He was very fond of his residents and colleagues presenting papers. Sometimes one felt quality suffered at the hands of quantity. But I guess the reason was that, like all crusaders, he was a man in a hurry. He wanted to make his mark in numerous areas of psychiatry, and, like a true pioneer, often allowed enthusiasm to overtake acumen. The number of papers his unit presented at conferences was legion. During his hey days, rare was the conference whose front chairs were not adorned by his gracious presence. And rare was the paper, which did not undergo his critical scrutiny and comments.
Hysteria and Fancy Diagnostics
The first thing that struck me about him as a junior resident was the way he oriented me to Hysterical conversion reaction. I came from a unit where for hysterical 'fits' the standard line of treatment was ''admission, isolation, inj 'R', and study of primary and secondary gains''. And repeat process on readmissions. Coming under his care, his first question to me was, ''have you found out any underlying depression, or anxiety? Are you handling that with psychotherapy and appropriate medication?'' It brought about a whole paradigm shift in my perception of hysteria, something that spilled over to every other branch of clinical psychiatry. From labelling I transcended to care.
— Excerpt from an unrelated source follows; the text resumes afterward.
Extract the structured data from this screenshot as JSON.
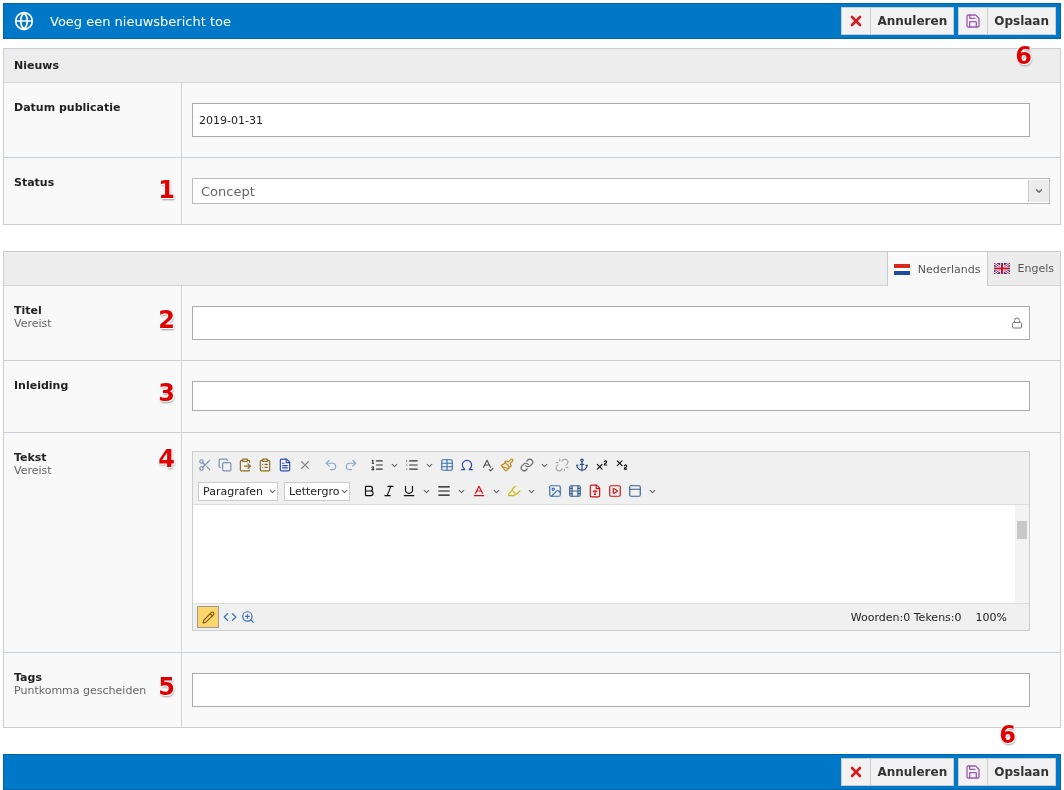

He was not really fond of fancy diagnoses, and smart terms often met with derision. He was more interested in understanding the deeper compulsions and underpinnings of psychiatric disorders, and wanted his students and colleagues to probe and remedy them, rather than get embroiled in academic exercises of fanciful diagnostic entities. Behind this propulsion was the intensity of a deeply caring human being who wanted to understand the frailties of the psyche, and was not content with just labels.
The personal interest he took in the welfare of his students, helping them to settle in practice, is well known. Any patient sent to him for second opinion was sure to be sent back to the original clinician, with a proper note about what he felt, and a firm reassurance to the patient/relative that they need not come back to him, for the referring consultant was competent enough to handle the case.
During the last few years, he was a shadow of his former self. Sometimes faltering in memory, sometimes going off on a tangent in meetings; his detractors appeared to have a field day. Even his erstwhile admirers kept silent in deference to his earlier achievements. But even there none could miss the crusading spirit, the need to champion the branch he loved, and the determination to make his viewpoint known -- a zeal because of which his medical peers could never write him off, and also had to grudgingly acknowledge the contributions of his branch -- for which we all, who follow in his wake, are beholden today.
Misty Eyes Must Give Way to Steely Resolve
I said Dr Bagadia is no more, did I? I must take back those words. He lives on, and through his students, and through Indian psychiatry. And through the students of his students, to whom the knowledge and passion of this branch he has so benevolently bequeathed.
A giant oak has fallen. But so many hands rise to touch the giant oak, girdle their loins, and rise to the task of resurrecting the spirit of this giant oak. Misty eyes must give way to steely resolve, to take up the massive task of reaching psychiatry to the preeminent position it so richly deserves amongst the clinical sciences.
Only then will the great soul's spirit rest in peace.